## Entries provided

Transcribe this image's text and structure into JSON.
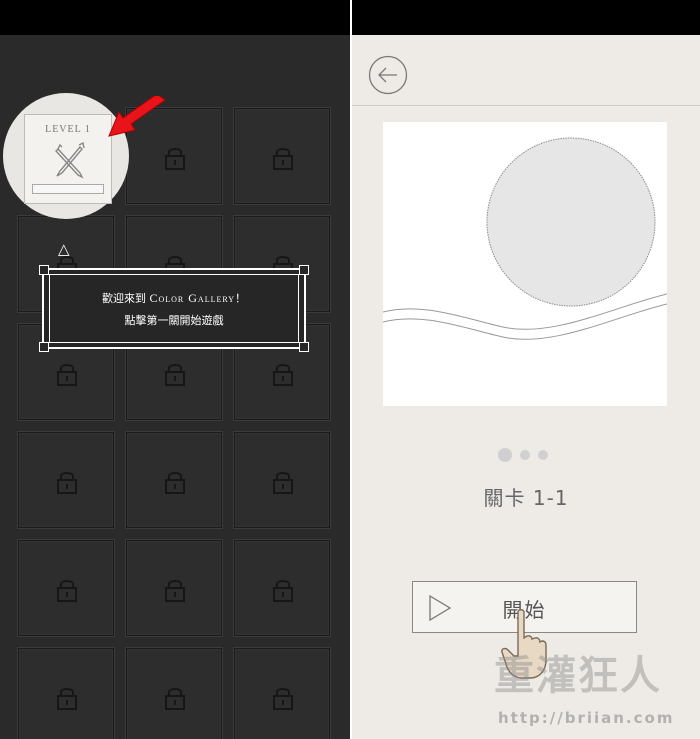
{
  "left_screen": {
    "level1": {
      "label": "LEVEL 1",
      "icon": "pencil-brush-icon"
    },
    "locked_icon": "lock-icon",
    "pointer_icon": "red-arrow-icon",
    "hint_icon": "triangle-icon",
    "dialog": {
      "line1_prefix": "歡迎來到 ",
      "line1_name": "Color Gallery",
      "line1_suffix": "！",
      "line2": "點擊第一關開始遊戲"
    }
  },
  "right_screen": {
    "back_icon": "back-arrow-icon",
    "stage_label": "關卡 1-1",
    "start_button_label": "開始",
    "play_icon": "play-icon",
    "pager": {
      "count": 3,
      "active": 1
    },
    "watermark": {
      "text": "重灌狂人",
      "url": "http://briian.com"
    }
  },
  "colors": {
    "left_bg": "#2a2a2a",
    "right_bg": "#eeebe6",
    "arrow": "#e8141a",
    "accent_text": "#666666"
  }
}
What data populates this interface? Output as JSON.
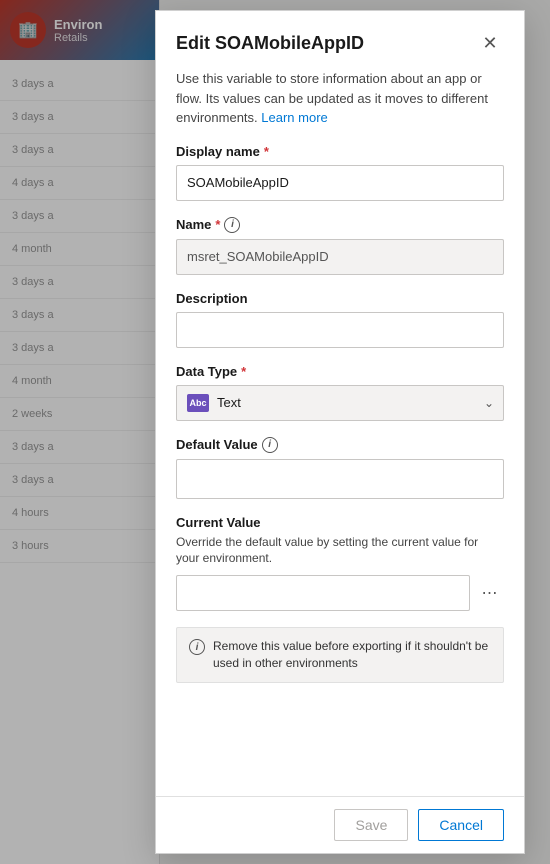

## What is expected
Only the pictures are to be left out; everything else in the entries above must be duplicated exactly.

## Expected output
Transcribe this image's text and structure into JSON.
{
  "left_screen": {
    "level1": {
      "label": "LEVEL 1",
      "icon": "pencil-brush-icon"
    },
    "locked_icon": "lock-icon",
    "pointer_icon": "red-arrow-icon",
    "hint_icon": "triangle-icon",
    "dialog": {
      "line1_prefix": "歡迎來到 ",
      "line1_name": "Color Gallery",
      "line1_suffix": "！",
      "line2": "點擊第一關開始遊戲"
    }
  },
  "right_screen": {
    "back_icon": "back-arrow-icon",
    "stage_label": "關卡 1-1",
    "start_button_label": "開始",
    "play_icon": "play-icon",
    "pager": {
      "count": 3,
      "active": 1
    },
    "watermark": {
      "text": "重灌狂人",
      "url": "http://briian.com"
    }
  },
  "colors": {
    "left_bg": "#2a2a2a",
    "right_bg": "#eeebe6",
    "arrow": "#e8141a",
    "accent_text": "#666666"
  }
}
What data populates this interface? Output as JSON.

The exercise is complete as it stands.